[Material provided]
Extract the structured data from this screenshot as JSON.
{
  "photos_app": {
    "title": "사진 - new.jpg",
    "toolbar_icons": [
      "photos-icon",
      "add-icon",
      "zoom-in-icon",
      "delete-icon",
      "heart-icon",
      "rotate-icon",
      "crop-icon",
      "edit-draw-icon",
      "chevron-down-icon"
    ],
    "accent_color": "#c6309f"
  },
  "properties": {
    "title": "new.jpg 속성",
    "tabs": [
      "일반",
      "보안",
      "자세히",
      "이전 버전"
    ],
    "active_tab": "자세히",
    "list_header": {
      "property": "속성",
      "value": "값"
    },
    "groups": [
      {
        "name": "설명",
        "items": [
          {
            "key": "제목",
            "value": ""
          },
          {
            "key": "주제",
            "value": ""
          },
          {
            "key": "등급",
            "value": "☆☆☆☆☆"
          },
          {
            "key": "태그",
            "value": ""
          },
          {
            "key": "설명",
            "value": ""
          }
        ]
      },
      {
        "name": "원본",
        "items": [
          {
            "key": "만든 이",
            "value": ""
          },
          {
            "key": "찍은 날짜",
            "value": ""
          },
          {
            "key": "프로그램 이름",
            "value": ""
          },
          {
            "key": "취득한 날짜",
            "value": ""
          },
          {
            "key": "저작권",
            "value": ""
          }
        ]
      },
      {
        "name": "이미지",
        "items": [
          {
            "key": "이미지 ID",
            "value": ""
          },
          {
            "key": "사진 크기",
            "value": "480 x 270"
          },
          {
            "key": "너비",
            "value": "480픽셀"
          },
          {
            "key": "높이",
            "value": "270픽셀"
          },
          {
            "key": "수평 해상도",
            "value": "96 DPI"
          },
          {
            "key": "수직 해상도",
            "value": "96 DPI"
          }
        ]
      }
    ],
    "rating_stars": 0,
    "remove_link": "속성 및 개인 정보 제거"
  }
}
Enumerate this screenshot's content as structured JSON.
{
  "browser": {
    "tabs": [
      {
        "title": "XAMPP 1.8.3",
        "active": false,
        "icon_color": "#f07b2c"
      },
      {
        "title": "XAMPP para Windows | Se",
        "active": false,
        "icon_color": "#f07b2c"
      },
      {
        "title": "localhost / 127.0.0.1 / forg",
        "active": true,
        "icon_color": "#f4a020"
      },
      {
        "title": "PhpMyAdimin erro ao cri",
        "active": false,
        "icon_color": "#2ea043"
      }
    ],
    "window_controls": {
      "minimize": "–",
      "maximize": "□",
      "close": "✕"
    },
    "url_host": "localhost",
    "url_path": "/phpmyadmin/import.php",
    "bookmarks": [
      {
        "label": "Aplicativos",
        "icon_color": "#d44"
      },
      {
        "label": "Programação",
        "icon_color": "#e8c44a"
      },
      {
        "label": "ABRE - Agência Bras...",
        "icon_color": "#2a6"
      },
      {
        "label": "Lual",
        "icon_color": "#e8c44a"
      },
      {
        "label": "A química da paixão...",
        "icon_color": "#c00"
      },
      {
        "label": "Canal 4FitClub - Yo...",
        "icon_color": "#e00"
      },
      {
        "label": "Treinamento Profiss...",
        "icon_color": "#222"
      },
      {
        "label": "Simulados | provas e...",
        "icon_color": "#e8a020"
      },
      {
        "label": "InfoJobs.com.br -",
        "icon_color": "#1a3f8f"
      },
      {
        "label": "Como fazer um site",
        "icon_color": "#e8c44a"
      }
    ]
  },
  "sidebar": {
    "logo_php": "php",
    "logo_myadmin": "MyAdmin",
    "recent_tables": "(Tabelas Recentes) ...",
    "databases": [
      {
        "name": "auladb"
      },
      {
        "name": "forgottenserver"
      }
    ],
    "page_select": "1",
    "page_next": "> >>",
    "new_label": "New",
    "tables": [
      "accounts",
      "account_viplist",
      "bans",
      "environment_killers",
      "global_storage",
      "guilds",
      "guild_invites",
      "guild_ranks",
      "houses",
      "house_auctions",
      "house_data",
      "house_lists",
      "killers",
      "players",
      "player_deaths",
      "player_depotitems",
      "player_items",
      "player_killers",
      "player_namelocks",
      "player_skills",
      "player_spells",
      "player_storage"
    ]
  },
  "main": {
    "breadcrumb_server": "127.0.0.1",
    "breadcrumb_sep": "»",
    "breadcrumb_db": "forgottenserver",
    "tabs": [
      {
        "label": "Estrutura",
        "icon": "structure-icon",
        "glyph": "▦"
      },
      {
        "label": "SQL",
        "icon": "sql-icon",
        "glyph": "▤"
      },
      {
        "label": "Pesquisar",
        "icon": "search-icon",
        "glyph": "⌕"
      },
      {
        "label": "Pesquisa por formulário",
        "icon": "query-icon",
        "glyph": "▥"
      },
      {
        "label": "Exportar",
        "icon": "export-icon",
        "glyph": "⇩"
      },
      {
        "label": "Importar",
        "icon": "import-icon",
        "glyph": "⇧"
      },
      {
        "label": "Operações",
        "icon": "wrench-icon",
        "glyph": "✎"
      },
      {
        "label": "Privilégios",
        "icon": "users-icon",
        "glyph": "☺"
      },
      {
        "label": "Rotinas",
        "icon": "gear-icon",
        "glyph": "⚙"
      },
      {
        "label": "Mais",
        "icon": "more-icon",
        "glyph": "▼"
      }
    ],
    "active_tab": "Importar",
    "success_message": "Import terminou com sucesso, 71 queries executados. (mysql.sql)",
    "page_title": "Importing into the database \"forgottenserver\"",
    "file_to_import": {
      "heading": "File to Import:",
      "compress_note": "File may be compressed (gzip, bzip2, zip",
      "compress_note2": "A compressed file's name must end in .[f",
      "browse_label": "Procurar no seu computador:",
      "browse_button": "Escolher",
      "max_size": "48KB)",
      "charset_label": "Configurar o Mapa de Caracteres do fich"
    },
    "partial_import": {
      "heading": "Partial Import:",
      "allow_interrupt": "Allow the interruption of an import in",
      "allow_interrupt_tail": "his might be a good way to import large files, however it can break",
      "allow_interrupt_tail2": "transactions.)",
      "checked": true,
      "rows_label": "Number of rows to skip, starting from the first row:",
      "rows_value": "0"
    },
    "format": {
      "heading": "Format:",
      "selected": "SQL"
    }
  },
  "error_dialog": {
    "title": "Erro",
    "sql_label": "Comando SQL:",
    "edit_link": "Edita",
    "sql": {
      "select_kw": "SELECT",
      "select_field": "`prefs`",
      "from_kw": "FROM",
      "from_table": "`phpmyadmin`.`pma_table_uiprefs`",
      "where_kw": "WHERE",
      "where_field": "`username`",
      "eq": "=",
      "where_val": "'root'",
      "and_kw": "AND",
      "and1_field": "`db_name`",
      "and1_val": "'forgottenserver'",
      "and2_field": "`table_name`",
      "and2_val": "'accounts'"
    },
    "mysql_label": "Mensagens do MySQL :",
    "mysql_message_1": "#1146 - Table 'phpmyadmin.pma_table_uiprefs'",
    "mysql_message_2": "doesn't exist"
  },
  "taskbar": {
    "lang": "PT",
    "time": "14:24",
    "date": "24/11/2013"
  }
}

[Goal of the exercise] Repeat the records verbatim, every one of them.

[Answer to the exercise]
Extract the structured data from this screenshot as JSON.
{
  "photos_app": {
    "title": "사진 - new.jpg",
    "toolbar_icons": [
      "photos-icon",
      "add-icon",
      "zoom-in-icon",
      "delete-icon",
      "heart-icon",
      "rotate-icon",
      "crop-icon",
      "edit-draw-icon",
      "chevron-down-icon"
    ],
    "accent_color": "#c6309f"
  },
  "properties": {
    "title": "new.jpg 속성",
    "tabs": [
      "일반",
      "보안",
      "자세히",
      "이전 버전"
    ],
    "active_tab": "자세히",
    "list_header": {
      "property": "속성",
      "value": "값"
    },
    "groups": [
      {
        "name": "설명",
        "items": [
          {
            "key": "제목",
            "value": ""
          },
          {
            "key": "주제",
            "value": ""
          },
          {
            "key": "등급",
            "value": "☆☆☆☆☆"
          },
          {
            "key": "태그",
            "value": ""
          },
          {
            "key": "설명",
            "value": ""
          }
        ]
      },
      {
        "name": "원본",
        "items": [
          {
            "key": "만든 이",
            "value": ""
          },
          {
            "key": "찍은 날짜",
            "value": ""
          },
          {
            "key": "프로그램 이름",
            "value": ""
          },
          {
            "key": "취득한 날짜",
            "value": ""
          },
          {
            "key": "저작권",
            "value": ""
          }
        ]
      },
      {
        "name": "이미지",
        "items": [
          {
            "key": "이미지 ID",
            "value": ""
          },
          {
            "key": "사진 크기",
            "value": "480 x 270"
          },
          {
            "key": "너비",
            "value": "480픽셀"
          },
          {
            "key": "높이",
            "value": "270픽셀"
          },
          {
            "key": "수평 해상도",
            "value": "96 DPI"
          },
          {
            "key": "수직 해상도",
            "value": "96 DPI"
          }
        ]
      }
    ],
    "rating_stars": 0,
    "remove_link": "속성 및 개인 정보 제거"
  }
}
Enumerate this screenshot's content as structured JSON.
{
  "browser": {
    "tabs": [
      {
        "title": "XAMPP 1.8.3",
        "active": false,
        "icon_color": "#f07b2c"
      },
      {
        "title": "XAMPP para Windows | Se",
        "active": false,
        "icon_color": "#f07b2c"
      },
      {
        "title": "localhost / 127.0.0.1 / forg",
        "active": true,
        "icon_color": "#f4a020"
      },
      {
        "title": "PhpMyAdimin erro ao cri",
        "active": false,
        "icon_color": "#2ea043"
      }
    ],
    "window_controls": {
      "minimize": "–",
      "maximize": "□",
      "close": "✕"
    },
    "url_host": "localhost",
    "url_path": "/phpmyadmin/import.php",
    "bookmarks": [
      {
        "label": "Aplicativos",
        "icon_color": "#d44"
      },
      {
        "label": "Programação",
        "icon_color": "#e8c44a"
      },
      {
        "label": "ABRE - Agência Bras...",
        "icon_color": "#2a6"
      },
      {
        "label": "Lual",
        "icon_color": "#e8c44a"
      },
      {
        "label": "A química da paixão...",
        "icon_color": "#c00"
      },
      {
        "label": "Canal 4FitClub - Yo...",
        "icon_color": "#e00"
      },
      {
        "label": "Treinamento Profiss...",
        "icon_color": "#222"
      },
      {
        "label": "Simulados | provas e...",
        "icon_color": "#e8a020"
      },
      {
        "label": "InfoJobs.com.br -",
        "icon_color": "#1a3f8f"
      },
      {
        "label": "Como fazer um site",
        "icon_color": "#e8c44a"
      }
    ]
  },
  "sidebar": {
    "logo_php": "php",
    "logo_myadmin": "MyAdmin",
    "recent_tables": "(Tabelas Recentes) ...",
    "databases": [
      {
        "name": "auladb"
      },
      {
        "name": "forgottenserver"
      }
    ],
    "page_select": "1",
    "page_next": "> >>",
    "new_label": "New",
    "tables": [
      "accounts",
      "account_viplist",
      "bans",
      "environment_killers",
      "global_storage",
      "guilds",
      "guild_invites",
      "guild_ranks",
      "houses",
      "house_auctions",
      "house_data",
      "house_lists",
      "killers",
      "players",
      "player_deaths",
      "player_depotitems",
      "player_items",
      "player_killers",
      "player_namelocks",
      "player_skills",
      "player_spells",
      "player_storage"
    ]
  },
  "main": {
    "breadcrumb_server": "127.0.0.1",
    "breadcrumb_sep": "»",
    "breadcrumb_db": "forgottenserver",
    "tabs": [
      {
        "label": "Estrutura",
        "icon": "structure-icon",
        "glyph": "▦"
      },
      {
        "label": "SQL",
        "icon": "sql-icon",
        "glyph": "▤"
      },
      {
        "label": "Pesquisar",
        "icon": "search-icon",
        "glyph": "⌕"
      },
      {
        "label": "Pesquisa por formulário",
        "icon": "query-icon",
        "glyph": "▥"
      },
      {
        "label": "Exportar",
        "icon": "export-icon",
        "glyph": "⇩"
      },
      {
        "label": "Importar",
        "icon": "import-icon",
        "glyph": "⇧"
      },
      {
        "label": "Operações",
        "icon": "wrench-icon",
        "glyph": "✎"
      },
      {
        "label": "Privilégios",
        "icon": "users-icon",
        "glyph": "☺"
      },
      {
        "label": "Rotinas",
        "icon": "gear-icon",
        "glyph": "⚙"
      },
      {
        "label": "Mais",
        "icon": "more-icon",
        "glyph": "▼"
      }
    ],
    "active_tab": "Importar",
    "success_message": "Import terminou com sucesso, 71 queries executados. (mysql.sql)",
    "page_title": "Importing into the database \"forgottenserver\"",
    "file_to_import": {
      "heading": "File to Import:",
      "compress_note": "File may be compressed (gzip, bzip2, zip",
      "compress_note2": "A compressed file's name must end in .[f",
      "browse_label": "Procurar no seu computador:",
      "browse_button": "Escolher",
      "max_size": "48KB)",
      "charset_label": "Configurar o Mapa de Caracteres do fich"
    },
    "partial_import": {
      "heading": "Partial Import:",
      "allow_interrupt": "Allow the interruption of an import in",
      "allow_interrupt_tail": "his might be a good way to import large files, however it can break",
      "allow_interrupt_tail2": "transactions.)",
      "checked": true,
      "rows_label": "Number of rows to skip, starting from the first row:",
      "rows_value": "0"
    },
    "format": {
      "heading": "Format:",
      "selected": "SQL"
    }
  },
  "error_dialog": {
    "title": "Erro",
    "sql_label": "Comando SQL:",
    "edit_link": "Edita",
    "sql": {
      "select_kw": "SELECT",
      "select_field": "`prefs`",
      "from_kw": "FROM",
      "from_table": "`phpmyadmin`.`pma_table_uiprefs`",
      "where_kw": "WHERE",
      "where_field": "`username`",
      "eq": "=",
      "where_val": "'root'",
      "and_kw": "AND",
      "and1_field": "`db_name`",
      "and1_val": "'forgottenserver'",
      "and2_field": "`table_name`",
      "and2_val": "'accounts'"
    },
    "mysql_label": "Mensagens do MySQL :",
    "mysql_message_1": "#1146 - Table 'phpmyadmin.pma_table_uiprefs'",
    "mysql_message_2": "doesn't exist"
  },
  "taskbar": {
    "lang": "PT",
    "time": "14:24",
    "date": "24/11/2013"
  }
}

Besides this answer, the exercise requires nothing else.